▶ [Instructions for the task]
Reproduce the data below in full and to the letter, images excepted.

- Opening Delimiter -

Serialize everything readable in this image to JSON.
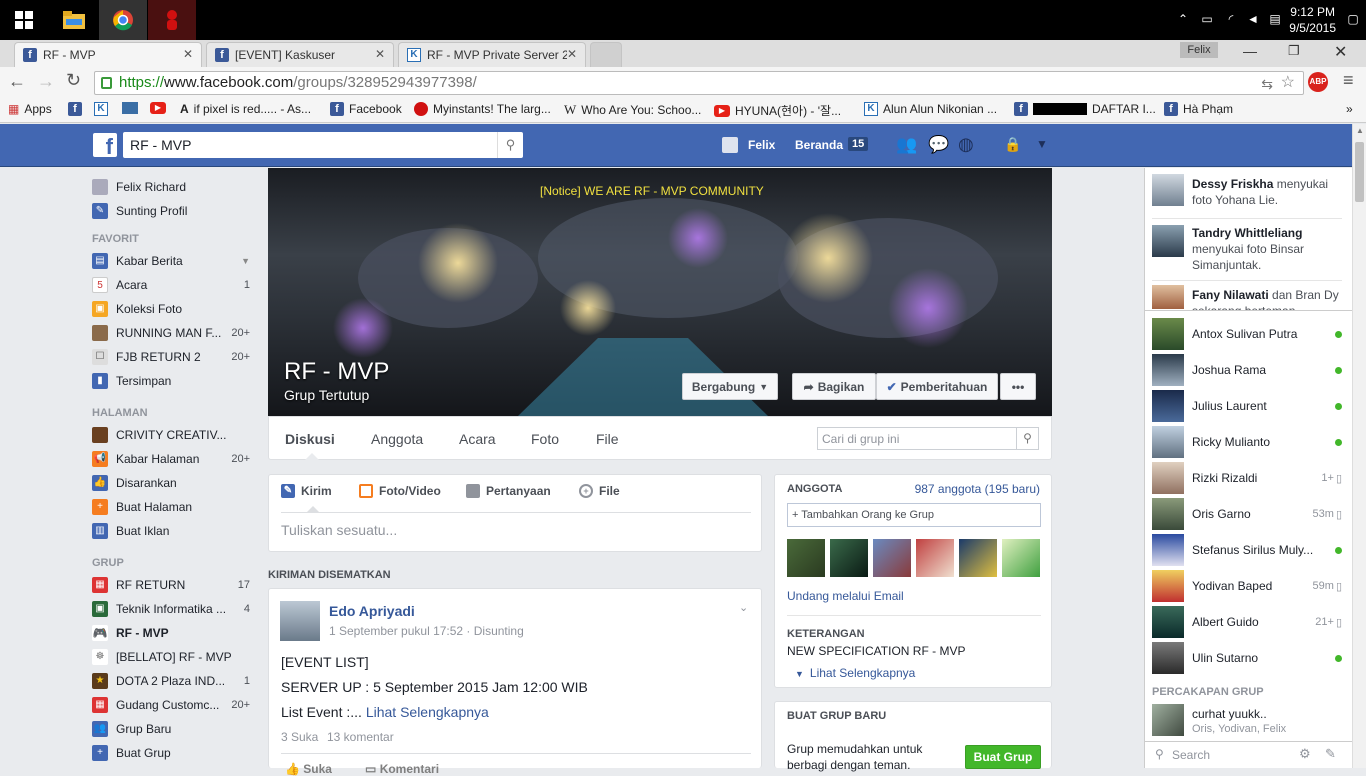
{
  "taskbar": {
    "time": "9:12 PM",
    "date": "9/5/2015"
  },
  "browser": {
    "tabs": [
      {
        "label": "RF - MVP",
        "active": true
      },
      {
        "label": "[EVENT] Kaskuser",
        "active": false
      },
      {
        "label": "RF - MVP Private Server 2…",
        "active": false
      }
    ],
    "user_badge": "Felix",
    "url_scheme": "https://",
    "url_host": "www.facebook.com",
    "url_path": "/groups/328952943977398/",
    "bookmarks": [
      {
        "label": "Apps",
        "icon": "apps-grid-icon"
      },
      {
        "label": "",
        "icon": "facebook-icon"
      },
      {
        "label": "",
        "icon": "kaskus-icon"
      },
      {
        "label": "",
        "icon": "bookmark-icon"
      },
      {
        "label": "",
        "icon": "youtube-icon"
      },
      {
        "label": "if pixel is red..... - As...",
        "icon": "ask-icon"
      },
      {
        "label": "Facebook",
        "icon": "facebook-icon"
      },
      {
        "label": "Myinstants! The larg...",
        "icon": "red-button-icon"
      },
      {
        "label": "Who Are You: Schoo...",
        "icon": "wikipedia-icon"
      },
      {
        "label": "HYUNA(현아) - '잘...",
        "icon": "youtube-icon"
      },
      {
        "label": "Alun Alun Nikonian ...",
        "icon": "kaskus-icon"
      },
      {
        "label": "DAFTAR I...",
        "icon": "facebook-icon"
      },
      {
        "label": "Hà Phạm",
        "icon": "facebook-icon"
      }
    ]
  },
  "fb_header": {
    "search_value": "RF - MVP",
    "user_name": "Felix",
    "home_label": "Beranda",
    "home_count": "15"
  },
  "left_nav": {
    "profile": [
      {
        "label": "Felix Richard",
        "icon": "profile-icon",
        "count": ""
      },
      {
        "label": "Sunting Profil",
        "icon": "edit-icon",
        "count": ""
      }
    ],
    "favorites_header": "FAVORIT",
    "favorites": [
      {
        "label": "Kabar Berita",
        "icon": "news-feed-icon",
        "count": ""
      },
      {
        "label": "Acara",
        "icon": "calendar-icon",
        "count": "1"
      },
      {
        "label": "Koleksi Foto",
        "icon": "photos-icon",
        "count": ""
      },
      {
        "label": "RUNNING MAN F...",
        "icon": "group-icon",
        "count": "20+"
      },
      {
        "label": "FJB RETURN 2",
        "icon": "group-icon",
        "count": "20+"
      },
      {
        "label": "Tersimpan",
        "icon": "saved-icon",
        "count": ""
      }
    ],
    "pages_header": "HALAMAN",
    "pages": [
      {
        "label": "CRIVITY CREATIV...",
        "icon": "page-icon",
        "count": ""
      },
      {
        "label": "Kabar Halaman",
        "icon": "megaphone-icon",
        "count": "20+"
      },
      {
        "label": "Disarankan",
        "icon": "like-icon",
        "count": ""
      },
      {
        "label": "Buat Halaman",
        "icon": "create-page-icon",
        "count": ""
      },
      {
        "label": "Buat Iklan",
        "icon": "ads-icon",
        "count": ""
      }
    ],
    "groups_header": "GRUP",
    "groups": [
      {
        "label": "RF RETURN",
        "icon": "gift-icon",
        "count": "17"
      },
      {
        "label": "Teknik Informatika ...",
        "icon": "group-icon",
        "count": "4"
      },
      {
        "label": "RF - MVP",
        "icon": "gamepad-icon",
        "count": ""
      },
      {
        "label": "[BELLATO] RF - MVP",
        "icon": "group-icon",
        "count": ""
      },
      {
        "label": "DOTA 2 Plaza IND...",
        "icon": "star-icon",
        "count": "1"
      },
      {
        "label": "Gudang Customc...",
        "icon": "gift-icon",
        "count": "20+"
      },
      {
        "label": "Grup Baru",
        "icon": "people-icon",
        "count": ""
      },
      {
        "label": "Buat Grup",
        "icon": "plus-icon",
        "count": ""
      }
    ]
  },
  "cover": {
    "notice": "[Notice] WE ARE RF - MVP COMMUNITY",
    "group_name": "RF - MVP",
    "group_type": "Grup Tertutup",
    "btn_join": "Bergabung",
    "btn_share": "Bagikan",
    "btn_notify": "Pemberitahuan",
    "btn_more": "•••"
  },
  "group_tabs": [
    "Diskusi",
    "Anggota",
    "Acara",
    "Foto",
    "File"
  ],
  "group_search_placeholder": "Cari di grup ini",
  "composer": {
    "tabs": [
      "Kirim",
      "Foto/Video",
      "Pertanyaan",
      "File"
    ],
    "placeholder": "Tuliskan sesuatu..."
  },
  "pinned_header": "KIRIMAN DISEMATKAN",
  "post": {
    "author": "Edo Apriyadi",
    "meta": "1 September pukul 17:52 · Disunting",
    "line1": "[EVENT LIST]",
    "line2": "SERVER UP : 5 September 2015 Jam 12:00 WIB",
    "line3_prefix": "List Event :... ",
    "line3_link": "Lihat Selengkapnya",
    "likes": "3 Suka",
    "comments": "13 komentar",
    "action_like": "Suka",
    "action_comment": "Komentari"
  },
  "members_card": {
    "header": "ANGGOTA",
    "count": "987 anggota (195 baru)",
    "add_label": "+ Tambahkan Orang ke Grup",
    "invite_email": "Undang melalui Email",
    "desc_header": "KETERANGAN",
    "desc_text": "NEW SPECIFICATION RF - MVP",
    "see_more": "Lihat Selengkapnya"
  },
  "create_group_card": {
    "header": "BUAT GRUP BARU",
    "text": "Grup memudahkan untuk berbagi dengan teman.",
    "button": "Buat Grup"
  },
  "ticker": [
    {
      "actor": "Dessy Friskha",
      "rest": " menyukai foto Yohana Lie."
    },
    {
      "actor": "Tandry Whittleliang",
      "rest": " menyukai foto Binsar Simanjuntak."
    },
    {
      "actor": "Fany Nilawati",
      "rest": " dan Bran Dy sekarang berteman."
    }
  ],
  "chat": [
    {
      "name": "Antox Sulivan Putra",
      "status": "online",
      "time": ""
    },
    {
      "name": "Joshua Rama",
      "status": "online",
      "time": ""
    },
    {
      "name": "Julius Laurent",
      "status": "online",
      "time": ""
    },
    {
      "name": "Ricky Mulianto",
      "status": "online",
      "time": ""
    },
    {
      "name": "Rizki Rizaldi",
      "status": "mobile",
      "time": "1+"
    },
    {
      "name": "Oris Garno",
      "status": "mobile",
      "time": "53m"
    },
    {
      "name": "Stefanus Sirilus Muly...",
      "status": "online",
      "time": ""
    },
    {
      "name": "Yodivan Baped",
      "status": "mobile",
      "time": "59m"
    },
    {
      "name": "Albert Guido",
      "status": "mobile",
      "time": "21+"
    },
    {
      "name": "Ulin Sutarno",
      "status": "online",
      "time": ""
    }
  ],
  "group_chats_header": "PERCAKAPAN GRUP",
  "group_chat": {
    "name": "curhat yuukk..",
    "members": "Oris, Yodivan, Felix"
  },
  "chat_search_placeholder": "Search"
}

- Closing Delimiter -

▶ [Your solution]
Serialize everything readable in this image to JSON.
{
  "taskbar": {
    "time": "9:12 PM",
    "date": "9/5/2015"
  },
  "browser": {
    "tabs": [
      {
        "label": "RF - MVP",
        "active": true
      },
      {
        "label": "[EVENT] Kaskuser",
        "active": false
      },
      {
        "label": "RF - MVP Private Server 2…",
        "active": false
      }
    ],
    "user_badge": "Felix",
    "url_scheme": "https://",
    "url_host": "www.facebook.com",
    "url_path": "/groups/328952943977398/",
    "bookmarks": [
      {
        "label": "Apps",
        "icon": "apps-grid-icon"
      },
      {
        "label": "",
        "icon": "facebook-icon"
      },
      {
        "label": "",
        "icon": "kaskus-icon"
      },
      {
        "label": "",
        "icon": "bookmark-icon"
      },
      {
        "label": "",
        "icon": "youtube-icon"
      },
      {
        "label": "if pixel is red..... - As...",
        "icon": "ask-icon"
      },
      {
        "label": "Facebook",
        "icon": "facebook-icon"
      },
      {
        "label": "Myinstants! The larg...",
        "icon": "red-button-icon"
      },
      {
        "label": "Who Are You: Schoo...",
        "icon": "wikipedia-icon"
      },
      {
        "label": "HYUNA(현아) - '잘...",
        "icon": "youtube-icon"
      },
      {
        "label": "Alun Alun Nikonian ...",
        "icon": "kaskus-icon"
      },
      {
        "label": "DAFTAR I...",
        "icon": "facebook-icon"
      },
      {
        "label": "Hà Phạm",
        "icon": "facebook-icon"
      }
    ]
  },
  "fb_header": {
    "search_value": "RF - MVP",
    "user_name": "Felix",
    "home_label": "Beranda",
    "home_count": "15"
  },
  "left_nav": {
    "profile": [
      {
        "label": "Felix Richard",
        "icon": "profile-icon",
        "count": ""
      },
      {
        "label": "Sunting Profil",
        "icon": "edit-icon",
        "count": ""
      }
    ],
    "favorites_header": "FAVORIT",
    "favorites": [
      {
        "label": "Kabar Berita",
        "icon": "news-feed-icon",
        "count": ""
      },
      {
        "label": "Acara",
        "icon": "calendar-icon",
        "count": "1"
      },
      {
        "label": "Koleksi Foto",
        "icon": "photos-icon",
        "count": ""
      },
      {
        "label": "RUNNING MAN F...",
        "icon": "group-icon",
        "count": "20+"
      },
      {
        "label": "FJB RETURN 2",
        "icon": "group-icon",
        "count": "20+"
      },
      {
        "label": "Tersimpan",
        "icon": "saved-icon",
        "count": ""
      }
    ],
    "pages_header": "HALAMAN",
    "pages": [
      {
        "label": "CRIVITY CREATIV...",
        "icon": "page-icon",
        "count": ""
      },
      {
        "label": "Kabar Halaman",
        "icon": "megaphone-icon",
        "count": "20+"
      },
      {
        "label": "Disarankan",
        "icon": "like-icon",
        "count": ""
      },
      {
        "label": "Buat Halaman",
        "icon": "create-page-icon",
        "count": ""
      },
      {
        "label": "Buat Iklan",
        "icon": "ads-icon",
        "count": ""
      }
    ],
    "groups_header": "GRUP",
    "groups": [
      {
        "label": "RF RETURN",
        "icon": "gift-icon",
        "count": "17"
      },
      {
        "label": "Teknik Informatika ...",
        "icon": "group-icon",
        "count": "4"
      },
      {
        "label": "RF - MVP",
        "icon": "gamepad-icon",
        "count": ""
      },
      {
        "label": "[BELLATO] RF - MVP",
        "icon": "group-icon",
        "count": ""
      },
      {
        "label": "DOTA 2 Plaza IND...",
        "icon": "star-icon",
        "count": "1"
      },
      {
        "label": "Gudang Customc...",
        "icon": "gift-icon",
        "count": "20+"
      },
      {
        "label": "Grup Baru",
        "icon": "people-icon",
        "count": ""
      },
      {
        "label": "Buat Grup",
        "icon": "plus-icon",
        "count": ""
      }
    ]
  },
  "cover": {
    "notice": "[Notice] WE ARE RF - MVP COMMUNITY",
    "group_name": "RF - MVP",
    "group_type": "Grup Tertutup",
    "btn_join": "Bergabung",
    "btn_share": "Bagikan",
    "btn_notify": "Pemberitahuan",
    "btn_more": "•••"
  },
  "group_tabs": [
    "Diskusi",
    "Anggota",
    "Acara",
    "Foto",
    "File"
  ],
  "group_search_placeholder": "Cari di grup ini",
  "composer": {
    "tabs": [
      "Kirim",
      "Foto/Video",
      "Pertanyaan",
      "File"
    ],
    "placeholder": "Tuliskan sesuatu..."
  },
  "pinned_header": "KIRIMAN DISEMATKAN",
  "post": {
    "author": "Edo Apriyadi",
    "meta": "1 September pukul 17:52 · Disunting",
    "line1": "[EVENT LIST]",
    "line2": "SERVER UP : 5 September 2015 Jam 12:00 WIB",
    "line3_prefix": "List Event :... ",
    "line3_link": "Lihat Selengkapnya",
    "likes": "3 Suka",
    "comments": "13 komentar",
    "action_like": "Suka",
    "action_comment": "Komentari"
  },
  "members_card": {
    "header": "ANGGOTA",
    "count": "987 anggota (195 baru)",
    "add_label": "+ Tambahkan Orang ke Grup",
    "invite_email": "Undang melalui Email",
    "desc_header": "KETERANGAN",
    "desc_text": "NEW SPECIFICATION RF - MVP",
    "see_more": "Lihat Selengkapnya"
  },
  "create_group_card": {
    "header": "BUAT GRUP BARU",
    "text": "Grup memudahkan untuk berbagi dengan teman.",
    "button": "Buat Grup"
  },
  "ticker": [
    {
      "actor": "Dessy Friskha",
      "rest": " menyukai foto Yohana Lie."
    },
    {
      "actor": "Tandry Whittleliang",
      "rest": " menyukai foto Binsar Simanjuntak."
    },
    {
      "actor": "Fany Nilawati",
      "rest": " dan Bran Dy sekarang berteman."
    }
  ],
  "chat": [
    {
      "name": "Antox Sulivan Putra",
      "status": "online",
      "time": ""
    },
    {
      "name": "Joshua Rama",
      "status": "online",
      "time": ""
    },
    {
      "name": "Julius Laurent",
      "status": "online",
      "time": ""
    },
    {
      "name": "Ricky Mulianto",
      "status": "online",
      "time": ""
    },
    {
      "name": "Rizki Rizaldi",
      "status": "mobile",
      "time": "1+"
    },
    {
      "name": "Oris Garno",
      "status": "mobile",
      "time": "53m"
    },
    {
      "name": "Stefanus Sirilus Muly...",
      "status": "online",
      "time": ""
    },
    {
      "name": "Yodivan Baped",
      "status": "mobile",
      "time": "59m"
    },
    {
      "name": "Albert Guido",
      "status": "mobile",
      "time": "21+"
    },
    {
      "name": "Ulin Sutarno",
      "status": "online",
      "time": ""
    }
  ],
  "group_chats_header": "PERCAKAPAN GRUP",
  "group_chat": {
    "name": "curhat yuukk..",
    "members": "Oris, Yodivan, Felix"
  },
  "chat_search_placeholder": "Search"
}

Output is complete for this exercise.